=== Activity ===
Gather the lines below that include the string "HOLES", copying each in full.

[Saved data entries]
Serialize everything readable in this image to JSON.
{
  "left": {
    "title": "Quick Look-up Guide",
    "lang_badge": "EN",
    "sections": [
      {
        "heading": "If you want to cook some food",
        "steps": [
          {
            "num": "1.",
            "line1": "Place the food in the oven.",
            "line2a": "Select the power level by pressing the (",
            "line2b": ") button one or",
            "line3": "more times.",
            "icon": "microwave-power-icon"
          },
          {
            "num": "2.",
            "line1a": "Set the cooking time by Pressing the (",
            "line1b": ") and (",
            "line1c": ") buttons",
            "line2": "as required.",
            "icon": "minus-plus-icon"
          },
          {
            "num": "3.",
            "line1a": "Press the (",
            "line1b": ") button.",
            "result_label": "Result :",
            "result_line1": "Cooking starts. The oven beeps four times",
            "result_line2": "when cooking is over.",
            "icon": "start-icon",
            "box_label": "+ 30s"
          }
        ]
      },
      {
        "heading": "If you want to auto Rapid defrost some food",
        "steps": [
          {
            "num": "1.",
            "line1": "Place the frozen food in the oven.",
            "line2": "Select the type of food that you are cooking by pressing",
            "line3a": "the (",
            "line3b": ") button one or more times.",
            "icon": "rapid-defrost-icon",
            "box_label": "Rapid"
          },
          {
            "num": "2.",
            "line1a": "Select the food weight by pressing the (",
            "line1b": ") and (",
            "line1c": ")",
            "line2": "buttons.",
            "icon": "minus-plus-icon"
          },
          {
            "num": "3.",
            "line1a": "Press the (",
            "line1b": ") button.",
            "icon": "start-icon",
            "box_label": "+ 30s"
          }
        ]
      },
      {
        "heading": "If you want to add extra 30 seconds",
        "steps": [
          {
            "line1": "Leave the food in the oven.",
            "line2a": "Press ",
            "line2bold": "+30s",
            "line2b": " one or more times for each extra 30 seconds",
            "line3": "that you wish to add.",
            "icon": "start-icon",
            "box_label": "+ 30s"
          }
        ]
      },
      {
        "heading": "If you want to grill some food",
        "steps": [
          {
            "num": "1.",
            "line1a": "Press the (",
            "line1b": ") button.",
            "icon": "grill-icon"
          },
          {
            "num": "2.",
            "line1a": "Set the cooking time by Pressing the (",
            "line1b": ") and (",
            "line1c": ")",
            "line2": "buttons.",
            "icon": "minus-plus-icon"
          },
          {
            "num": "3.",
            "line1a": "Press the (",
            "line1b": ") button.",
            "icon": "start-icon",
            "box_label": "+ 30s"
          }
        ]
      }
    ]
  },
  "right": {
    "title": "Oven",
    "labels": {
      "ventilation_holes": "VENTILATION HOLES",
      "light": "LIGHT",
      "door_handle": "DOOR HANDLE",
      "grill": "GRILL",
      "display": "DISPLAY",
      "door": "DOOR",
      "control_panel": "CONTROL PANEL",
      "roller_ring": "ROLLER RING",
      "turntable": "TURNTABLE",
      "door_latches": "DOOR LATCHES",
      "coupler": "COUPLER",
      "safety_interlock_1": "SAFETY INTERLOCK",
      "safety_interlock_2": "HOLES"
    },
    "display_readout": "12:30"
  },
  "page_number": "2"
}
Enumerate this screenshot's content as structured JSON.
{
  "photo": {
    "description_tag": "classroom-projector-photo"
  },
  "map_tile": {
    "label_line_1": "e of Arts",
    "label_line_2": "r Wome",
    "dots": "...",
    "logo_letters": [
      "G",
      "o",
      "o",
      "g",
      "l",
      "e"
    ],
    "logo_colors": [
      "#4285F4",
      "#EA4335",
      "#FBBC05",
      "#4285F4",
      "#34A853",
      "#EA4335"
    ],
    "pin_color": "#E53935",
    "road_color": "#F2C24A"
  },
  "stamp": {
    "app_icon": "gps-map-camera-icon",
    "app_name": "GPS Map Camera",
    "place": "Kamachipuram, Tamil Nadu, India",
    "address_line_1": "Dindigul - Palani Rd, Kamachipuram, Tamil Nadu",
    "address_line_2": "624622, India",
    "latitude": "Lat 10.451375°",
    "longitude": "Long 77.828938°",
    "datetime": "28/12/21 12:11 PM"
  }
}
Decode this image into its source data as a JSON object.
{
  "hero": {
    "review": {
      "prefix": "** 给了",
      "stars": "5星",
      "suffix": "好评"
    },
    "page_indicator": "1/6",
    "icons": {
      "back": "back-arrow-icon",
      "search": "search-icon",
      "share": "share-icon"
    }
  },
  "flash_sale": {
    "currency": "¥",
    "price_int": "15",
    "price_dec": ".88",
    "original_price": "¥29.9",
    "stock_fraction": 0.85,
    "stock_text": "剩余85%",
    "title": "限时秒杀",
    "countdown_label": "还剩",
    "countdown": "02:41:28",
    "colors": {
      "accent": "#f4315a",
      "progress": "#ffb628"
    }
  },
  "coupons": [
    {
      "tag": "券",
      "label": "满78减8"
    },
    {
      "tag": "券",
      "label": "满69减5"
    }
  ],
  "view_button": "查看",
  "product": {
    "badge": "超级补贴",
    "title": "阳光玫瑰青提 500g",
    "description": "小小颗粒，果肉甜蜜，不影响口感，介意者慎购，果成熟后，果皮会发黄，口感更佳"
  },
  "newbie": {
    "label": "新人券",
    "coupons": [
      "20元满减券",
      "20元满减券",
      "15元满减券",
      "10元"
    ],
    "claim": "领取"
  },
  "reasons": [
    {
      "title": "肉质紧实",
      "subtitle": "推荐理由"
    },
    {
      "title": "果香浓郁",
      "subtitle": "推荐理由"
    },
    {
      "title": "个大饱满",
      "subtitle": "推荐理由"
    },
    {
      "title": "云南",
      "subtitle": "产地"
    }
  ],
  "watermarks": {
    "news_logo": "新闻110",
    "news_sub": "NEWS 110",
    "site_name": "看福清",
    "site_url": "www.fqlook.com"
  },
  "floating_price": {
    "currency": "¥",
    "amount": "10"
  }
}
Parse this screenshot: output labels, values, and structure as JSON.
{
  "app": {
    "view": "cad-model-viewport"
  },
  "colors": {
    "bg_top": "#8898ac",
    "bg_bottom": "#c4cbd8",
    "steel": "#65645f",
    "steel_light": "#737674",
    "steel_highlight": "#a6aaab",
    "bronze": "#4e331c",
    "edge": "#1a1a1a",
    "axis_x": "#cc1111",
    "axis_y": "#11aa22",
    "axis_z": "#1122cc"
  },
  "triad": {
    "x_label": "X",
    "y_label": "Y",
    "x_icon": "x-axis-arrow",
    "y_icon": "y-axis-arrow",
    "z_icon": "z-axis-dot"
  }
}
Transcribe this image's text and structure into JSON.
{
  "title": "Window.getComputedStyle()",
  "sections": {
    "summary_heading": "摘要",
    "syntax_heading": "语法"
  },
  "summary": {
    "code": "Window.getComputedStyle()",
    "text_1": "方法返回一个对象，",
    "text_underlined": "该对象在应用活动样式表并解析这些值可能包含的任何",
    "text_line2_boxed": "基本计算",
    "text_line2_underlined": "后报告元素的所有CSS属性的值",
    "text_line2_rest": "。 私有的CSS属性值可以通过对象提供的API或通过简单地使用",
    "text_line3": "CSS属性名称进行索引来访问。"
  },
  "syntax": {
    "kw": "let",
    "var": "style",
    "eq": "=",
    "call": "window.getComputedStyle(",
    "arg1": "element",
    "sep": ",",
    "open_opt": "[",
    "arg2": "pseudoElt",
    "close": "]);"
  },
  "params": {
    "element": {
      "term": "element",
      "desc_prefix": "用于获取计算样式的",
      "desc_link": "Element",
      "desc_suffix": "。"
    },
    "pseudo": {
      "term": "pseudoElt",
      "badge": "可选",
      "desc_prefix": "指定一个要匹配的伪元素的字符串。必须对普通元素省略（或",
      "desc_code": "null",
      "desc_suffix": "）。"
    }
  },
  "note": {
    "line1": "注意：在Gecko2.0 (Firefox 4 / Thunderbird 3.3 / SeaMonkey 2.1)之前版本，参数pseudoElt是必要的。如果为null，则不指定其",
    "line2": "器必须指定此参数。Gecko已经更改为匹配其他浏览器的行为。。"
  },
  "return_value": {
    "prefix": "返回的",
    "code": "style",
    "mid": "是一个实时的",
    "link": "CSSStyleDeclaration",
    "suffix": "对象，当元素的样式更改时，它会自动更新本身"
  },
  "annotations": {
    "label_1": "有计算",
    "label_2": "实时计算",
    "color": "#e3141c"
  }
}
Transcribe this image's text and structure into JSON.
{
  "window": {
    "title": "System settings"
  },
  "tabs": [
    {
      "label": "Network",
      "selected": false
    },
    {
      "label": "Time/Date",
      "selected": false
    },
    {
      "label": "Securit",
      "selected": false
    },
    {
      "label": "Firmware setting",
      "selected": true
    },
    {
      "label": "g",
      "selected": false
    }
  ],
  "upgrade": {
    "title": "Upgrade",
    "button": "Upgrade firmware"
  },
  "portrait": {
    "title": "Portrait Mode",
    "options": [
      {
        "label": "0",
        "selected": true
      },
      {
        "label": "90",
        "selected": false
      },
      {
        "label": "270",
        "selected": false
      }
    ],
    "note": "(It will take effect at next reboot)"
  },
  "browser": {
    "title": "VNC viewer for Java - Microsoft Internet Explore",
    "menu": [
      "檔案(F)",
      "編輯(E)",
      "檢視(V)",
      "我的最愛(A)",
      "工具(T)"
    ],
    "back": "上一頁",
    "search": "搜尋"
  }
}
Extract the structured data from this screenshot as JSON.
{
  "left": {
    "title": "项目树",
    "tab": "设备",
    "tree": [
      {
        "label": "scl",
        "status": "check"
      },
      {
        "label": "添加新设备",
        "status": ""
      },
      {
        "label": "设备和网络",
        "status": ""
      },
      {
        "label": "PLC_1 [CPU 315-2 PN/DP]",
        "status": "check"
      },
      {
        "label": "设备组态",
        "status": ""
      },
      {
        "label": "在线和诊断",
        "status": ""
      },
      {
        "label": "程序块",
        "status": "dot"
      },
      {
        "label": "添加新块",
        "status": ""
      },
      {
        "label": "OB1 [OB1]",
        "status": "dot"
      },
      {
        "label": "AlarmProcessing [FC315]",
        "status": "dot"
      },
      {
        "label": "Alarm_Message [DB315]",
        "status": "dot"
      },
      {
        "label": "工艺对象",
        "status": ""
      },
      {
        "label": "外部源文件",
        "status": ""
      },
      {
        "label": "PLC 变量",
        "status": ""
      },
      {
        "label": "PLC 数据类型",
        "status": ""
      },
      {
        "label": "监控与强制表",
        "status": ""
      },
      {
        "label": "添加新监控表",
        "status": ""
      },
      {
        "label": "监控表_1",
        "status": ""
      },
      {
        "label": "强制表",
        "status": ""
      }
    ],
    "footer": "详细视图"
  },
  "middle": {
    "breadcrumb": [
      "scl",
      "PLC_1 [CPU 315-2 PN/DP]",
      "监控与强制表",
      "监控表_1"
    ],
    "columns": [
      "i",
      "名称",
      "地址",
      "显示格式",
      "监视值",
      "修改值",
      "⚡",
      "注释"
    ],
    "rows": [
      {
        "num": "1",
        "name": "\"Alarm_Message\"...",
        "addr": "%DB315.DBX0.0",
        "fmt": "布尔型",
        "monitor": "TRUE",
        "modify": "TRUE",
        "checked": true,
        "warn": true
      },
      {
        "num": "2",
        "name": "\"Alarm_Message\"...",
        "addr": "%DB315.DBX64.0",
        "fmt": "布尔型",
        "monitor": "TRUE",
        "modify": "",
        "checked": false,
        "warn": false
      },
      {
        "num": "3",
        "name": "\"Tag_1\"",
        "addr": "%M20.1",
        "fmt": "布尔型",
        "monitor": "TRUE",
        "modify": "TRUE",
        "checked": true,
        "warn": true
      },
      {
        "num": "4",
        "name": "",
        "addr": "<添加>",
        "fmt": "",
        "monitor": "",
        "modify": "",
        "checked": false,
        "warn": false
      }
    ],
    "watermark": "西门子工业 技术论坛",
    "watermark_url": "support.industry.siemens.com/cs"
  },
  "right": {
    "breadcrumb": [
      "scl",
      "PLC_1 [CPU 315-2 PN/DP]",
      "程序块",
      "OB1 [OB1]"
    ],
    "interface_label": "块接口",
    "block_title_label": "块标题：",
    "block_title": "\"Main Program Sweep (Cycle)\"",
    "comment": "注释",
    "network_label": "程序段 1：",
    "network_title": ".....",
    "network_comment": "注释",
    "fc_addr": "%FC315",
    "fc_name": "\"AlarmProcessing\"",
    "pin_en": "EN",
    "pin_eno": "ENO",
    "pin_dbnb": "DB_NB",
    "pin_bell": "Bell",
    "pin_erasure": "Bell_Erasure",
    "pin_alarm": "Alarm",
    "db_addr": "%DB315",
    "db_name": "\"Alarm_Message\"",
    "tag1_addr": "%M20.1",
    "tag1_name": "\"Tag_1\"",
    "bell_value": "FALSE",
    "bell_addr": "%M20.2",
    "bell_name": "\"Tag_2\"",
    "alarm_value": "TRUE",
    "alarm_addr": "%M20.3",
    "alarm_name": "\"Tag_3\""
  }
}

=== Answer area ===
      "ventilation_holes": "VENTILATION HOLES",
      "safety_interlock_2": "HOLES"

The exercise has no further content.